Few are lucky enough to go wild these days. Under lockdown our horizons have shrunk. Beloved nature reserves and glorious national parks must wait until the quarantine is lifted. Yet the wild is coming to us. In Essex, deer roam a housing estate. In Llandudno, goats charge down the streets. In San Francisco, coyotes prowl the Golden Gate Bridge. Inner-city residents may see a bird of prey overhead for the first time, or notice flashes of colour from butterflies which usually shun their gardens.
Animals are moving into the spaces that humans have vacated, and we are unusually receptive to their arrival. When days seem so indistinct, the appearance of a new bird in a backyard suddenly seizes our attention. A morning walk through a quiet park may have replaced a commute on a packed bus. Birdsong is clearer now that the traffic has hushed.
With quieter roads, the death toll of hedgehogs and other creatures is expected to fall.

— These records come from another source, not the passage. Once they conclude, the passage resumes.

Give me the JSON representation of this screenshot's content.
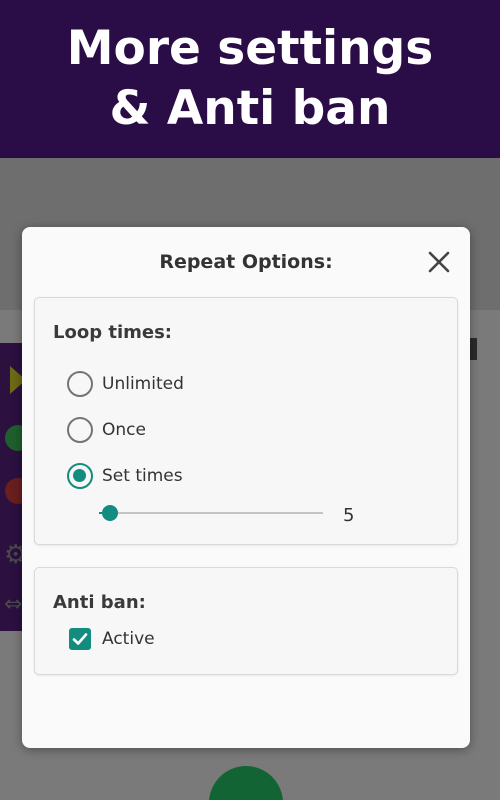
{
  "banner": {
    "line1": "More settings",
    "line2": "& Anti ban"
  },
  "dialog": {
    "title": "Repeat Options:",
    "close_icon": "close-icon"
  },
  "loop": {
    "title": "Loop times:",
    "options": [
      {
        "label": "Unlimited",
        "checked": false
      },
      {
        "label": "Once",
        "checked": false
      },
      {
        "label": "Set times",
        "checked": true
      }
    ],
    "slider_fraction": 0.05,
    "value": "5"
  },
  "anti_ban": {
    "title": "Anti ban:",
    "checkbox_label": "Active",
    "checked": true
  },
  "colors": {
    "banner_bg": "#2a0d47",
    "accent": "#128c7e"
  }
}
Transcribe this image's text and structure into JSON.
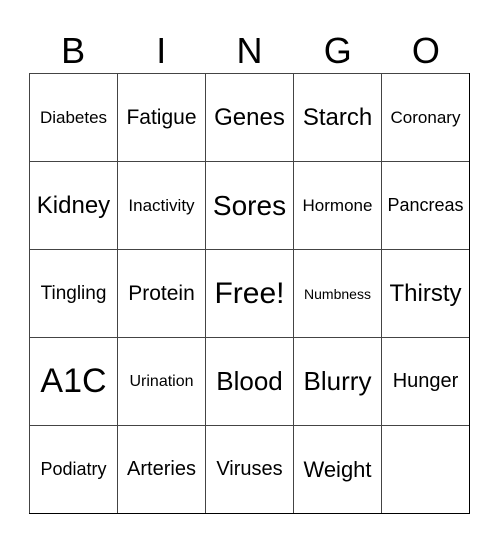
{
  "header": {
    "letters": [
      "B",
      "I",
      "N",
      "G",
      "O"
    ]
  },
  "card": {
    "rows": [
      [
        "Diabetes",
        "Fatigue",
        "Genes",
        "Starch",
        "Coronary"
      ],
      [
        "Kidney",
        "Inactivity",
        "Sores",
        "Hormone",
        "Pancreas"
      ],
      [
        "Tingling",
        "Protein",
        "Free!",
        "Numbness",
        "Thirsty"
      ],
      [
        "A1C",
        "Urination",
        "Blood",
        "Blurry",
        "Hunger"
      ],
      [
        "Podiatry",
        "Arteries",
        "Viruses",
        "Weight",
        ""
      ]
    ]
  }
}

Grass verges, left uncut, will provide a home for wildflowers and a breeding ground for bugs and insects. Heavy machinery is parked up, leaving nests undisturbed.
Animal appearances seem to bring such joy to human hearts that some tales of returning wildlife – such as dolphins in Venice’s canals – have been exaggerated or confected. Nor is all the real news good. Much work to protect wildlife has slowed or stopped due to social distancing measures, and the nature conservation sector, often strapped for cash, is under increased pressure. In developing countries, the absence of tourism and monitoring groups may give a free rein to loggers and poachers who will see no more need to obey quarantine rules than any other laws. People already living close to the edge may be forced to exploit nature to survive as their work disappears.
Not all towns and cities are as blessed with parks as many British ones are, and even in the UK, the quantity and quality of green space varies widely. We have never thought so much about it: the lockdown is a painful reminder that people in deprived areas and those from BAME backgrounds have less access to public parks as well as being less likely to have private gardens. This is not inevitable. Both pocket parks and larger expanses can improve the mental and physical health of their users. Access to nature should not be a privilege.
When the pandemic is finally over, wildlife may vanish as fast as it emerged – and we may not really notice. The need to feed families may soon subsume broader considerations of wellbeing. Yet this strange and frightening interlude is reminding us that there may be better ways to arrange our lives. Plans for the UK’s great national parks were drawn up in the depths of the second world war as part of Labour’s plan for reconstruction. This crisis should stir a similar endeavour to bring urban green space to all.